Not only do I know the reason for that, I don’t even recall that happening sir.

Harry A. Blackmun:

Well it’s very definitely in the appendix and the —

Alfred Feinberg:

Judge Fulton is the chief judge.

My guess would be that he just simply assigned that the judge came, now it just be —

Harry A. Blackmun:

Well the statute is pretty specific, you see?

Alfred Feinberg:

I’m sorry I cannot illuminate the Court in that subject.

William H. Rehnquist:

Was this heard after Judge Cohen moved up to West Palm?

Alfred Feinberg:

My guess is yes but I cannot be absolutely sure that could have been the reason.

Warren E. Burger:

Thank you Mr. Feinberg.

Do you have any further Mrs. Shapiro?

William J. Brennan, Jr.:

Do you know the answer Mrs. Shapiro?

Harriet S. Shapiro:

I’m sorry I don’t.

All I wanted to emphasize once that Congress has drawn lots of lines in establishing immigration policy.

The Cuban parolees are parolees general, are admitted on a temporary basis and they are not considered to establish permanent residence.

The Medicare provisions which included this immigration policy went into affect in 1966 and these aliens came in, in 1971.

On the basis of the policy that was established in 1966 so that when they entered and they entered under the conditions that had — were in effect then in Medicare Act as well in the Immigration Act.

Warren E. Burger:

Mr. Feinberg called this a fundamental right, that is the right to have Medical Care.

From what you say I take it, your response to that would be that it’s a right only as defined by the Congress.

Harriet S. Shapiro:

This is certainly it’s a — what’s involved here is subject by the —

Warren E. Burger:

The five-year residency is one of the conditions.

Harriet S. Shapiro:

Is one of the conditions under which these people were admitted, and after five years they would be entitled.

Warren E. Burger:

Because they’re getting substantial subsidy from the treasury of the United States.

Harriet S. Shapiro:

Yes.

Warren E. Burger:

50% contribution.

Harriet S. Shapiro:
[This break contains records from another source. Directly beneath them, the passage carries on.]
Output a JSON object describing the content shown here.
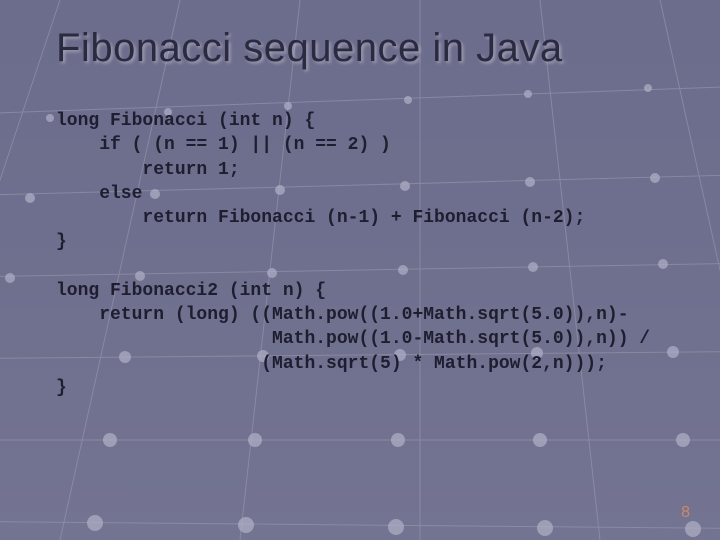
{
  "slide": {
    "title": "Fibonacci sequence in Java",
    "code1": "long Fibonacci (int n) {\n    if ( (n == 1) || (n == 2) )\n        return 1;\n    else\n        return Fibonacci (n-1) + Fibonacci (n-2);\n}",
    "code2": "long Fibonacci2 (int n) {\n    return (long) ((Math.pow((1.0+Math.sqrt(5.0)),n)-\n                    Math.pow((1.0-Math.sqrt(5.0)),n)) /\n                   (Math.sqrt(5) * Math.pow(2,n)));\n}",
    "page_number": "8"
  }
}
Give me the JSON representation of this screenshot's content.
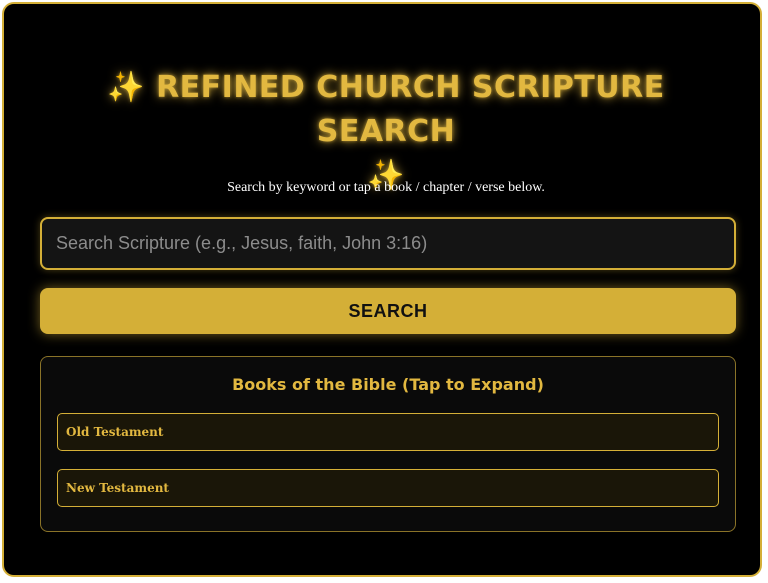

Well the basic principle is that after they’ve been for five years, they have made the contribution or as — as they’ve been here for long enough so that it’s rational to assume that they have that kind of a connection that it’s appropriate for them to be entitled to this insurance.

Warren E. Burger:

Thank you.

Audio Transcription for Oral Reargument – January 12, 1976 in Mathews v. Diaz

del

Harry A. Blackmun:

Mr. Feinberg, I think it’s important to find out the reason for these substitution of judge King for Judge Fulton, would you ascertain that and let the Court inform by a letter?

Alfred Feinberg:

I certainly will and I will inform the Court.

Warren E. Burger:

Can you send a copy to Mrs. Shapiro and the Solicitor General’s office.

Alfred Feinberg:

Yes sir.

Warren E. Burger:

Very well, thank you.

The case is submitted.